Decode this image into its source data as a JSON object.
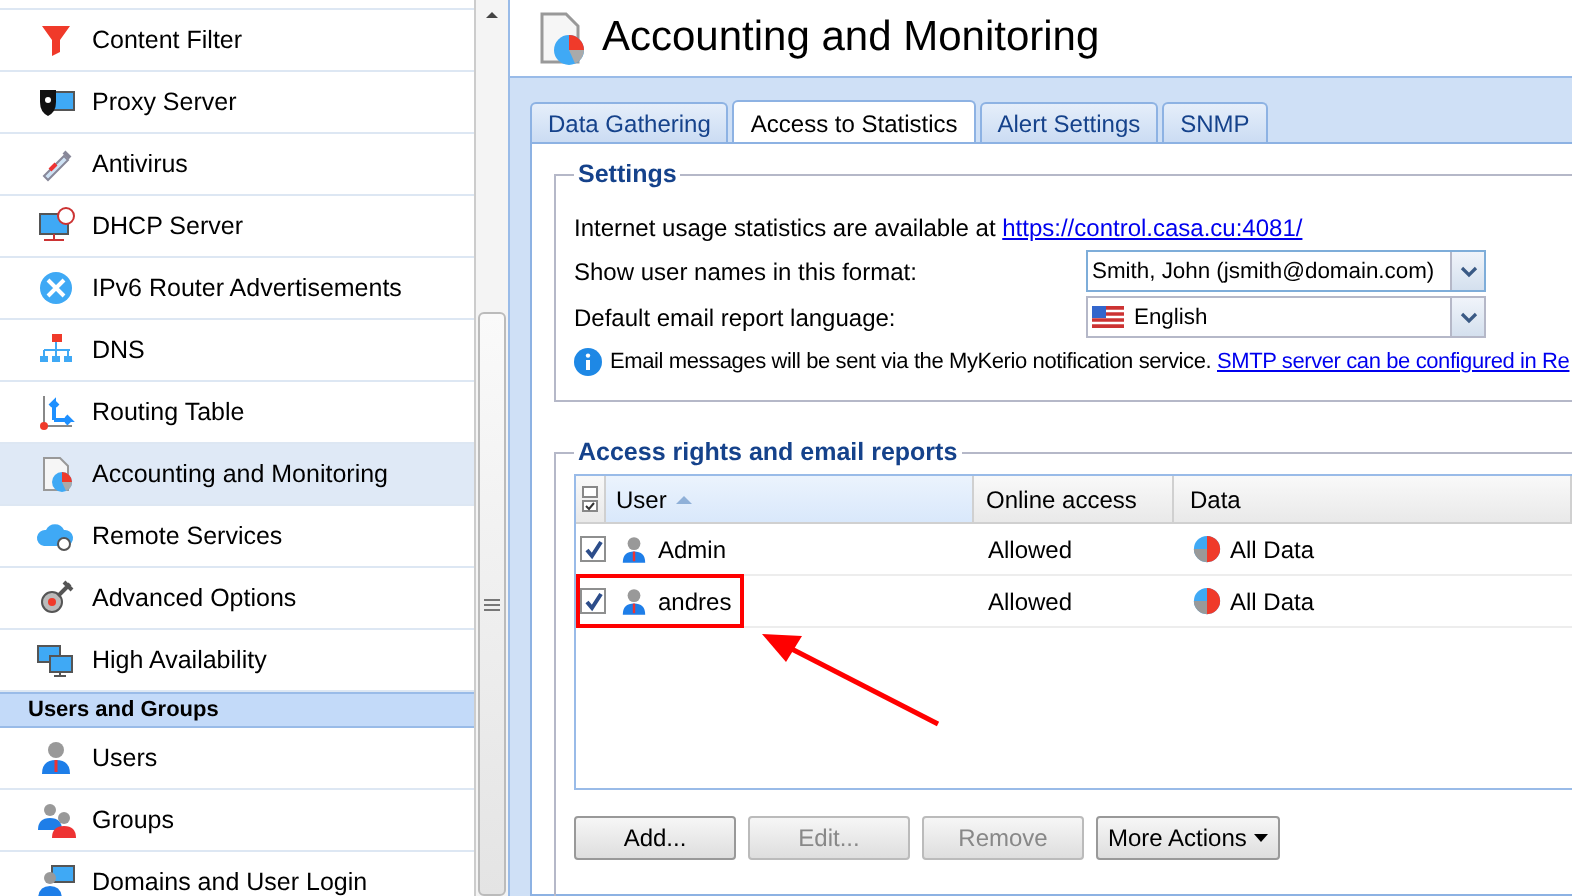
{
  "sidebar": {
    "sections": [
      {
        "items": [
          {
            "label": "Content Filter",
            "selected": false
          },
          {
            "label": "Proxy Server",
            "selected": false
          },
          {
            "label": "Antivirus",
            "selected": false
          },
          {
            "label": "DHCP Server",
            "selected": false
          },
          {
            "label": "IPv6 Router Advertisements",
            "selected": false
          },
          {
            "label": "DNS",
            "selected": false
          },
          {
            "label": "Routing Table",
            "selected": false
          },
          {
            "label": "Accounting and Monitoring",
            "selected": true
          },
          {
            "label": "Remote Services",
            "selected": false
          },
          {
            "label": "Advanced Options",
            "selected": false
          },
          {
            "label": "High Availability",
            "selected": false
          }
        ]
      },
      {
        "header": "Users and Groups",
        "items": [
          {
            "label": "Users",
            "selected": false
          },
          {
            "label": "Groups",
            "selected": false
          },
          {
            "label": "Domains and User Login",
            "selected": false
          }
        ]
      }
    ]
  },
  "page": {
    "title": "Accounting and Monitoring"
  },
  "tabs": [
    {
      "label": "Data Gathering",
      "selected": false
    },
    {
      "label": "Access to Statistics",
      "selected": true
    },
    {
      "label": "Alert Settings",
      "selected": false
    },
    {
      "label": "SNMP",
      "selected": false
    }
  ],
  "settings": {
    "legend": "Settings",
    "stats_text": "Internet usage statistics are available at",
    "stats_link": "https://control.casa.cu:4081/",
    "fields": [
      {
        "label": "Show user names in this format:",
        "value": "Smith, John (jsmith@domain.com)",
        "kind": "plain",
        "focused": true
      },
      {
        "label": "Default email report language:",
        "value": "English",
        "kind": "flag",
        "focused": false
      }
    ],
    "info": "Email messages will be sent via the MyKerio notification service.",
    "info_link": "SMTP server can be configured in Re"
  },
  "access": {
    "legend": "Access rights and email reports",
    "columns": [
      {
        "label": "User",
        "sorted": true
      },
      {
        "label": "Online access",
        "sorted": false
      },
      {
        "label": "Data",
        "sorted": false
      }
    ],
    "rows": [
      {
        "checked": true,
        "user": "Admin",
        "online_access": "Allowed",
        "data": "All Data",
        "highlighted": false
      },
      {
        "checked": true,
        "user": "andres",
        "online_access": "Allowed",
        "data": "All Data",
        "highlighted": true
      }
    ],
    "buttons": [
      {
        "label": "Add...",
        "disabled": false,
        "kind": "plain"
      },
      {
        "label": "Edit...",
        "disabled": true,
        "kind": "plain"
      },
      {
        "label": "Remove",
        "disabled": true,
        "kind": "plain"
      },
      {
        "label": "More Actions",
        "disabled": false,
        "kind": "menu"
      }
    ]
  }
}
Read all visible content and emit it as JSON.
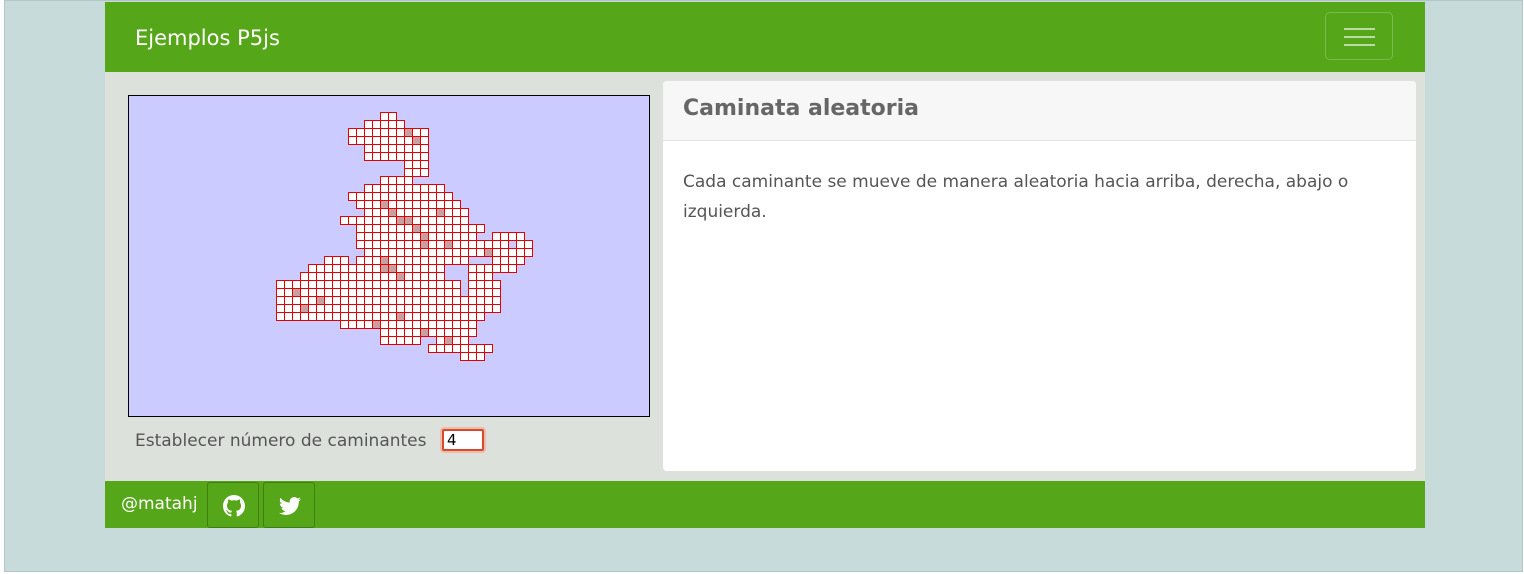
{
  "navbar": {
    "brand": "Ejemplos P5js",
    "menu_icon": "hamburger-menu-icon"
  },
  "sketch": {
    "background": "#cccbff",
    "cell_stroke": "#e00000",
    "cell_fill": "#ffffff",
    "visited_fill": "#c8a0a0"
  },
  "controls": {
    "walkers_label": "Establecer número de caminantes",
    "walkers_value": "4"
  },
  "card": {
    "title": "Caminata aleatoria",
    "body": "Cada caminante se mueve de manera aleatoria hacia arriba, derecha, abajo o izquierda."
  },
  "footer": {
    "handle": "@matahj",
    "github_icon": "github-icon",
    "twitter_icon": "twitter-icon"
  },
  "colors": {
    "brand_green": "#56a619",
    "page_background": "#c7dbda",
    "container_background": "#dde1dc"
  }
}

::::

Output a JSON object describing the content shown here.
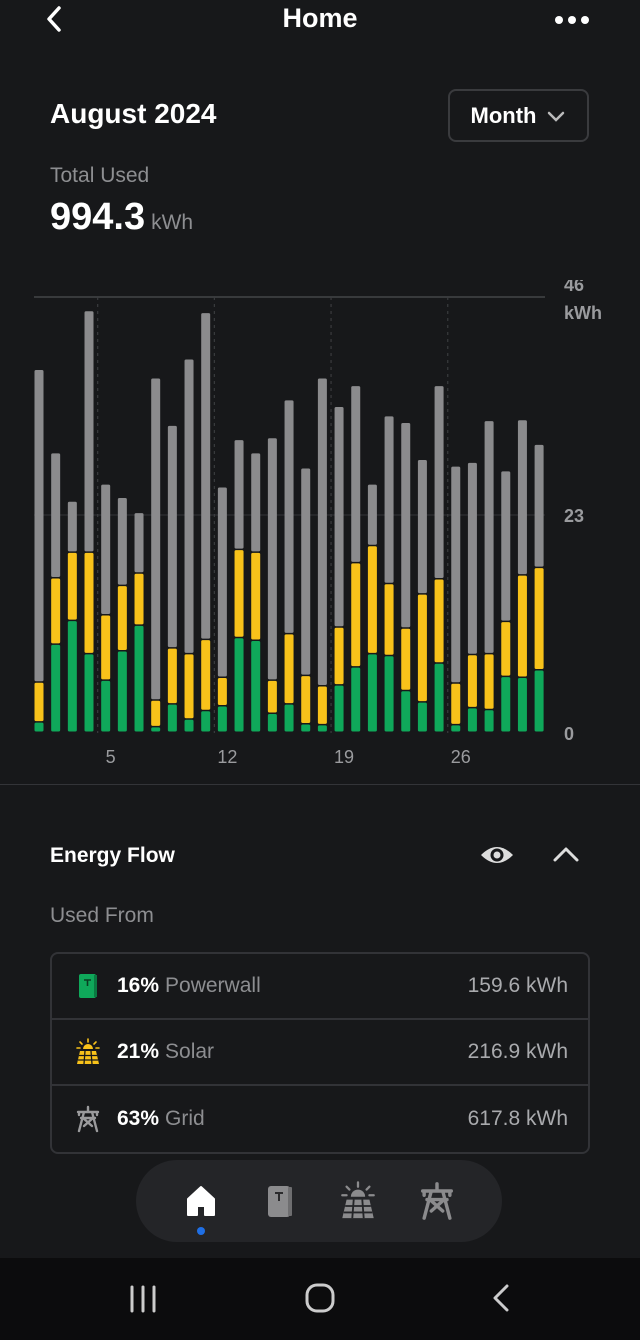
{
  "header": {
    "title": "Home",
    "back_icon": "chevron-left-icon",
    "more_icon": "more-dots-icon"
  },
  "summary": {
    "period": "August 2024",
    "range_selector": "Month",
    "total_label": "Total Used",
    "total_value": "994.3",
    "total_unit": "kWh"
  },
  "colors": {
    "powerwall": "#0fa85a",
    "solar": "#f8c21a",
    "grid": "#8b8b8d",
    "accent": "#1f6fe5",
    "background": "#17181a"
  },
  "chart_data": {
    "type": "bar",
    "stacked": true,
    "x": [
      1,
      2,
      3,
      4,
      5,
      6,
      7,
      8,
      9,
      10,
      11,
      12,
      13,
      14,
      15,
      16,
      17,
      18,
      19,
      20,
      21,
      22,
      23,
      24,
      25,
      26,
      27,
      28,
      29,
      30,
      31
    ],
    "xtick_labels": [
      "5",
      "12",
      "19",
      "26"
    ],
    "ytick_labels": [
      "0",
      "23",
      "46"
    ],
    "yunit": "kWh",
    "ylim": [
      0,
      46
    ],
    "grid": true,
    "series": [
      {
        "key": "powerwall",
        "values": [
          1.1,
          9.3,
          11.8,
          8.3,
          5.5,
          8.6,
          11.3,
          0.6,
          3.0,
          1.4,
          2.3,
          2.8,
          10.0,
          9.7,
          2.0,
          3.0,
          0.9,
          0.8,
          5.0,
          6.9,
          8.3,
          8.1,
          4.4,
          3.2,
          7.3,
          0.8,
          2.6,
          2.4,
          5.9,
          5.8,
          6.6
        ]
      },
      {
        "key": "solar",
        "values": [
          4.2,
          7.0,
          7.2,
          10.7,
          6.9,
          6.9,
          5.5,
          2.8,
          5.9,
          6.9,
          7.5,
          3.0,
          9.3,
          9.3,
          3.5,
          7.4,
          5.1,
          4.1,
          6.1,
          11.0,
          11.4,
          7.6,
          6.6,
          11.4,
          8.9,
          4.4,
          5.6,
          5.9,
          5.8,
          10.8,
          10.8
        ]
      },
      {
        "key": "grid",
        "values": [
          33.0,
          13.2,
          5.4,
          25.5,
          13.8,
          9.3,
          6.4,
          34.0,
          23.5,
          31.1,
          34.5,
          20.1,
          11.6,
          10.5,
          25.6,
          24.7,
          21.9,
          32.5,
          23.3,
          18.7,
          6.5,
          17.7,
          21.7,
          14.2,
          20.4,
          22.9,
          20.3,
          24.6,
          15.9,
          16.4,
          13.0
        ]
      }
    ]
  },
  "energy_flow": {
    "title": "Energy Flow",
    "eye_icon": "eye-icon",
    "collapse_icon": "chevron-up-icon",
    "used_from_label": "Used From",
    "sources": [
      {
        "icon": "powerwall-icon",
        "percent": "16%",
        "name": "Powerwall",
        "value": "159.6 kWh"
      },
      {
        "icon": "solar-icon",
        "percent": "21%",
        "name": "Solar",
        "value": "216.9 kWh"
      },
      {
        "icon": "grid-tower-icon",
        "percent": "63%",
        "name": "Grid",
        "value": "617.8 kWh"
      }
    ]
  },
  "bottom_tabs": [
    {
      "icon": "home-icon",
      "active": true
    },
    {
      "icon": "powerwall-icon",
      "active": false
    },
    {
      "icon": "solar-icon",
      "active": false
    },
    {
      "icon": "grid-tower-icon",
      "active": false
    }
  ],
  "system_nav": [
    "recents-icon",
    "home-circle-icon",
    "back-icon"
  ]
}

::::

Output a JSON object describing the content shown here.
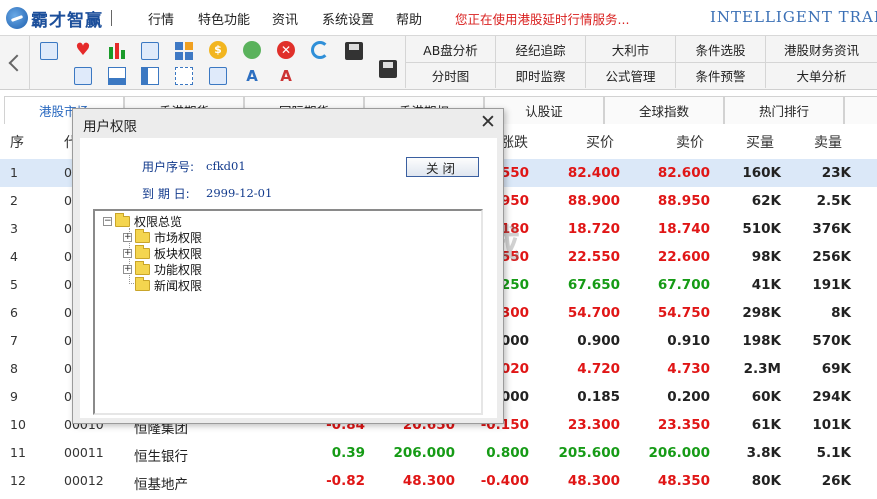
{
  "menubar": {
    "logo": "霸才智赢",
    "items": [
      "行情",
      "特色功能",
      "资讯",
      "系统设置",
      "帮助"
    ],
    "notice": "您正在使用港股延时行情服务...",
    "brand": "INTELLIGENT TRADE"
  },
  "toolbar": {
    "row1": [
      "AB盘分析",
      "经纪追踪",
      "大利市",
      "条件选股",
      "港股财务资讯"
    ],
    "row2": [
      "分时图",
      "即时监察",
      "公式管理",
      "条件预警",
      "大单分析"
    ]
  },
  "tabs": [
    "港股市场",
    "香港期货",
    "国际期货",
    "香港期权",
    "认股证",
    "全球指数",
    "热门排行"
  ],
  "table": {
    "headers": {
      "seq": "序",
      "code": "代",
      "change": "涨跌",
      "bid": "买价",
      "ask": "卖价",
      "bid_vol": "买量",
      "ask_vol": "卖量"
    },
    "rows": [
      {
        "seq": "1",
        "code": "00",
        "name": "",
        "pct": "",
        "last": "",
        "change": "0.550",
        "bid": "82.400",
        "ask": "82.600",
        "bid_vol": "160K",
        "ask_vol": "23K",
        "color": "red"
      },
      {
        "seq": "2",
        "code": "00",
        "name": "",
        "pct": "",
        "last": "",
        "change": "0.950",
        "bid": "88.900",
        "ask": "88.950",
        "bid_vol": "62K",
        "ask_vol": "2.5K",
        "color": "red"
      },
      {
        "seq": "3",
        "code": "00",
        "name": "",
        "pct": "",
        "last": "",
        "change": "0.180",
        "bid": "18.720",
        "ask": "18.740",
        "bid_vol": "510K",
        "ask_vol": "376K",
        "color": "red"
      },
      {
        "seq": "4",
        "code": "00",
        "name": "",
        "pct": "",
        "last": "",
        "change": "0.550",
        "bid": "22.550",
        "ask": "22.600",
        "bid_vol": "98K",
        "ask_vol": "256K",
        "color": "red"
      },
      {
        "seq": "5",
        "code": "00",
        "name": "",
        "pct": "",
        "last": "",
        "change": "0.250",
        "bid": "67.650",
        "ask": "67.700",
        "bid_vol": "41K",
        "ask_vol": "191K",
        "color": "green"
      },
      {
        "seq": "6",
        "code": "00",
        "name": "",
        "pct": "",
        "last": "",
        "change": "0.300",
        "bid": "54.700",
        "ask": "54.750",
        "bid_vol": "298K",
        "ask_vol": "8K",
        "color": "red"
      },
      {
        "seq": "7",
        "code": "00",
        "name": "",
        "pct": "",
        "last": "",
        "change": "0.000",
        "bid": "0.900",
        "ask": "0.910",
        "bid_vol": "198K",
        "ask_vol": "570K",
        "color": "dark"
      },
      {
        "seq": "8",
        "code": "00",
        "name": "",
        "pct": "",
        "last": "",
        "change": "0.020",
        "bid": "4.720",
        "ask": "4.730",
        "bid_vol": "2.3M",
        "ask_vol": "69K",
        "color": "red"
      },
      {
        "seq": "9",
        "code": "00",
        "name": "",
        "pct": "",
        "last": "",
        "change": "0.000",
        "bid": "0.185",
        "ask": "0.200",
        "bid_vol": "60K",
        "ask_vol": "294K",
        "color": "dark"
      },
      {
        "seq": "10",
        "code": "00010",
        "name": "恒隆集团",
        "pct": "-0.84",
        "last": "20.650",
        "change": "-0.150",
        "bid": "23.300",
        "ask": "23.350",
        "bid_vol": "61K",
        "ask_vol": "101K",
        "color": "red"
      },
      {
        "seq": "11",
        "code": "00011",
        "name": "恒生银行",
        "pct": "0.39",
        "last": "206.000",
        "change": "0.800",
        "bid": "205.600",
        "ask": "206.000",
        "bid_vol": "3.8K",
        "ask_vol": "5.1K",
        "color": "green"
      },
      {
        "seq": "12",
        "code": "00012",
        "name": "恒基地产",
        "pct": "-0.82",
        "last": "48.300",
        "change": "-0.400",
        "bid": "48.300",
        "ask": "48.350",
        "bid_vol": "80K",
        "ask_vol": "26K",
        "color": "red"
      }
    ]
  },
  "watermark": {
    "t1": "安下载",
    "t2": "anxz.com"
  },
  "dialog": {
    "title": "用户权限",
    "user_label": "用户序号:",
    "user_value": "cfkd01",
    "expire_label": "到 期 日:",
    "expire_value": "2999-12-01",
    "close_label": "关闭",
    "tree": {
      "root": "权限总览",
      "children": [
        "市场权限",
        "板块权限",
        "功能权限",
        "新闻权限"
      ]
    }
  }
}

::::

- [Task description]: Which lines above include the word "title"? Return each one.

- [Finished task]:
    "title": "Accounting and Monitoring"
    "title": "Caminata aleatoria",
    "title": "Home",
    "title": "Energy Flow",
    "title": "用户权限",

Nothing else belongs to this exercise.